Although many people just install the tires on the vehicle and forget about them, they also need proper maintenance to ensure longevity and safety. Think about it – the tires are your vehicle's sole contact with the road, and thus, their condition has a significant impact on your driving experience. Here is how you can ensure that your tires are at their optimal performance at all times:
- Maintain proper air pressure using a pressure gauge to ensure that your tires are inflated to the manufacturer's recommended level. Over or under-inflation can lead to premature wear, reduced fuel efficiency, worse handling, and lower safety.
- Regularly inspect the tires. Check for signs of wear, cracks, or other damages. Look for uneven wear, which might indicate alignment issues.
- Avoiding overloading the tires! Always adhere to the tire's load capacity as specified by the manufacturer to avoid excessive wear and possible tire failure.
- Deal with punctures and repairs promptly. Consult a professional if necessary.
- Avoiding harsh chemicals when cleaning the tires. Use products specifically designed for tire care to prevent the rubber from drying out or cracking.
2. Preserving the Appearance and Function of Rims
Rims also need maintenance to remain visually appealing but also to ensure that they work properly at all times. Here is how you can make sure that your wheels are always shiny:
- Regularly clean the wheels because they are often full of brake dust, dirt, and grime. Use a soft brush and a special rim cleaner.
- Inspect your wheels for cracks, bends, or other structural issues, especially after hitting a pothole or curb. These are not only unsightly – they can also weaken the structural integrity of the wheel.
- Avoiding corrosion! If you have alloy rims, be mindful of signs of corrosion and consider a protective coating.
- Always use cleaning and polishing products suitable for the material of your rims, whether steel, alloy, or chrome.
3. Understanding the Importance of Tire Rotation
Tire rotation is an essential part of tire maintenance. It ensures that the tires wear evenly, thus greatly extending their lifespan. Tire rotation involves moving the tires from one position to another, such as front to rear or side to side, following a specific pattern.
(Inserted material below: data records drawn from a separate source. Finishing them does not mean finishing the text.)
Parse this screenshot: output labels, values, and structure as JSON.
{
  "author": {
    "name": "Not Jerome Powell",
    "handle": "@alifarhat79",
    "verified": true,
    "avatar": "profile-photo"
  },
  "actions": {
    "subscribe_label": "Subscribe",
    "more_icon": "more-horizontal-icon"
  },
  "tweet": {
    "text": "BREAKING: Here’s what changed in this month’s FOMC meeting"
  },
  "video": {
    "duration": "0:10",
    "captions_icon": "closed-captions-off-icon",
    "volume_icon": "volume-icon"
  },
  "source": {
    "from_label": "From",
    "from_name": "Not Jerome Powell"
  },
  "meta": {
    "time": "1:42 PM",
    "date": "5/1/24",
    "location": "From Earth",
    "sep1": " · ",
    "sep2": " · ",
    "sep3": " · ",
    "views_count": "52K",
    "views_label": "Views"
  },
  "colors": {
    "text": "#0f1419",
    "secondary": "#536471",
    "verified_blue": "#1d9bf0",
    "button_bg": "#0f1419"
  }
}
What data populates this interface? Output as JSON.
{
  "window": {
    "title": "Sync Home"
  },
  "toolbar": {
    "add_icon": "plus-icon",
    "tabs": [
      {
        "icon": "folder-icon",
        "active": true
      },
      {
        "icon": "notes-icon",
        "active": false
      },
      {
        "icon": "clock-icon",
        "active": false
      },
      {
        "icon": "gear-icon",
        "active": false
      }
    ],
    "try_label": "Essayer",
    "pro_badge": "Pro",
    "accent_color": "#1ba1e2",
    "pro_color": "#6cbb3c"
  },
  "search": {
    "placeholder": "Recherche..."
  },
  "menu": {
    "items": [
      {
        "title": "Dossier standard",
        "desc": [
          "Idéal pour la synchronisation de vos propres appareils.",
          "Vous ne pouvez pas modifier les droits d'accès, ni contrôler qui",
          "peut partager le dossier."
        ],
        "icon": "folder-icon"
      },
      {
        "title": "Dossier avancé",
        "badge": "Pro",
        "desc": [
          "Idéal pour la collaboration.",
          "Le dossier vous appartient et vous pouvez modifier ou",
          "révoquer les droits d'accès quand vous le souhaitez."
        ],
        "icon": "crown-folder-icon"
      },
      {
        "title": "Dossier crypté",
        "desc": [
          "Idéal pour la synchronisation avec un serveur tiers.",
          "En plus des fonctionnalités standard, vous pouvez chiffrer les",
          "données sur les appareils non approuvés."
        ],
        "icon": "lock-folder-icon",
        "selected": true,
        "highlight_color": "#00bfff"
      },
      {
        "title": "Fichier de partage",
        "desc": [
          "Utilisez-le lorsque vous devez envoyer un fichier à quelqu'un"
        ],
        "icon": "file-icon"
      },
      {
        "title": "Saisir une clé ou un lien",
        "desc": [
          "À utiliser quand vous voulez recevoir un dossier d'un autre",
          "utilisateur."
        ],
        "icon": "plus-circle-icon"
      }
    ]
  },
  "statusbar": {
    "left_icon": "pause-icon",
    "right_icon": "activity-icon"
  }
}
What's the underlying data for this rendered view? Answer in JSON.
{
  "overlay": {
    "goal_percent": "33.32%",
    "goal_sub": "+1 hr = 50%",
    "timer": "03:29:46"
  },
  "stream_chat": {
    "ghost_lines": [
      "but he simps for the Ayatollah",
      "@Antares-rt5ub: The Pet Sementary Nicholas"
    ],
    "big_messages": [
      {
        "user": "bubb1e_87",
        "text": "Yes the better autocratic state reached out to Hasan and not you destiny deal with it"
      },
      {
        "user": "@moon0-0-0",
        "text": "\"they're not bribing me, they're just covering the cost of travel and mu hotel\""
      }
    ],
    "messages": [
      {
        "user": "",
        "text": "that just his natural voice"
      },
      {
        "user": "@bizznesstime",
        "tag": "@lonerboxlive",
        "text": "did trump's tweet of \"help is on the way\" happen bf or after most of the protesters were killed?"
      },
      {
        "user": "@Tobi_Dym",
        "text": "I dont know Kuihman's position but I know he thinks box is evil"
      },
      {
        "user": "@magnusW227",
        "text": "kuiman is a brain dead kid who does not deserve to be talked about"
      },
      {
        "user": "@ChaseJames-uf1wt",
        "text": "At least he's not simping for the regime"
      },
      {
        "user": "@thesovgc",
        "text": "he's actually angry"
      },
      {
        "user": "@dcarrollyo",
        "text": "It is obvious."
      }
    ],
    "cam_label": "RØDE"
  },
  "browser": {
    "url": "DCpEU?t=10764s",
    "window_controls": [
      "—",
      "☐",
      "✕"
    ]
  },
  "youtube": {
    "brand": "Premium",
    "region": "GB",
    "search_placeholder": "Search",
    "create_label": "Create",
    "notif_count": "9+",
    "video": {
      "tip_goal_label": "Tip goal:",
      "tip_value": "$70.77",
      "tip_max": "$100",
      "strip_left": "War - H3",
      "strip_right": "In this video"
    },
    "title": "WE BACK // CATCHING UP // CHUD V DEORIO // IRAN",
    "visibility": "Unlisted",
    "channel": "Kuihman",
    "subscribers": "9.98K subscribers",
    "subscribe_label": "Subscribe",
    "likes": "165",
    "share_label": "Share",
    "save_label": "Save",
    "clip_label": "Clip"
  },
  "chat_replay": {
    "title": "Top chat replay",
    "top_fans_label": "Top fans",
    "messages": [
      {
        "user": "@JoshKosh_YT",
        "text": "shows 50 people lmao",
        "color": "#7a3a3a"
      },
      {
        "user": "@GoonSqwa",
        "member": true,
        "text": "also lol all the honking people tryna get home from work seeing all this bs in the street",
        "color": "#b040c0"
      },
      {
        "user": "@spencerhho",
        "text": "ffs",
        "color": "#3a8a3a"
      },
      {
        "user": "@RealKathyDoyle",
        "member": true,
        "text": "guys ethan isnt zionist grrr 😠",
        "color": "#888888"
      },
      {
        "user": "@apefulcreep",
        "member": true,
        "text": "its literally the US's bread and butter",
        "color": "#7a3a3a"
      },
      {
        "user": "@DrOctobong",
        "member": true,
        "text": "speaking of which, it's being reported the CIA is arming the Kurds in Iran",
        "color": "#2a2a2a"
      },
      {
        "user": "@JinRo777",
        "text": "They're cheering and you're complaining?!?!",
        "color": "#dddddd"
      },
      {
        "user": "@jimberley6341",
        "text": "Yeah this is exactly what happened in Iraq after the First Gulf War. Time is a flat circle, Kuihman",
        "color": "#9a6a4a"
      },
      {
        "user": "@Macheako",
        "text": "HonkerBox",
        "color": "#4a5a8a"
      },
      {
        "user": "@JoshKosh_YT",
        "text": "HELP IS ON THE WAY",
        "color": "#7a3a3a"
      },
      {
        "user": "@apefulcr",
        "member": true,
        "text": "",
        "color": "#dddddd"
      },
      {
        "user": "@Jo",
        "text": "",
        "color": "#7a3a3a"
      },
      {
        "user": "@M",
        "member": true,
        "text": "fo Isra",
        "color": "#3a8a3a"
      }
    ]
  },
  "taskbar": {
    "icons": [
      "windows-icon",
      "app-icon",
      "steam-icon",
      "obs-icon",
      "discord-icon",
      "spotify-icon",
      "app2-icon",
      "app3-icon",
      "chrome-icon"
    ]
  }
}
The frequency of rotation depends on your driving habits and vehicle type. Most manufacturers recommend every 6,000 to 8,000 miles, which usually coincides with the oil change intervals on most cars. So, for convenience, I highly recommend rotating the tires at each oil change.
Special Cases: Types of Tires That May Come with Rims
In most instances, when purchasing new tires, you're buying the tire alone, not the rim (or wheel) that the tire mounts onto. Still, there are exceptions to the rule that I already mentioned, like Standard Trailer (ST) tires. But why do these tires come together with wheels?
Well, it is mainly for convenience – ST tires are often sold with rims to facilitate easy installation and replacement, especially when dealing with frequent loading and unloading scenarios. Moreover, the bundled rim ensures proper fit and alignment specific to the trailer's requirements.
But you can also get tires+rims for cars in packages or bundle deals. Automotive dealers often include such deals when you buy a new car, but tire retailers also often have seasonal bundles because they usually want to get rid of the old stock. Online marketplaces, like Amazon or eBay, also offer packaged deals to lure you into buying the tires from them.
I hope that this article clarified things for you and made that tire-buying decision easier. In the end, it all boils down to choosing the right tires for your car, the climate in your area, and the type of driver you are.
Whenever you choose tires, make sure that all of those factors match your needs, and I am sure you will be happy with the purchase. Included wheels or not, buying tires is an important decision that affects your pocket but also your safety and overall well-being. So, make a smart choice!
I’m Ivo Gievski, the content writer for Tireer. We built our website with over 15 years of experience and extensive research in the automotive and technology sectors. My dedication to delivering high-quality content is unwavering, and I strive to continuously hone my skills to stay ahead of industry trends and provide readers with informative, engaging, and valuable insights.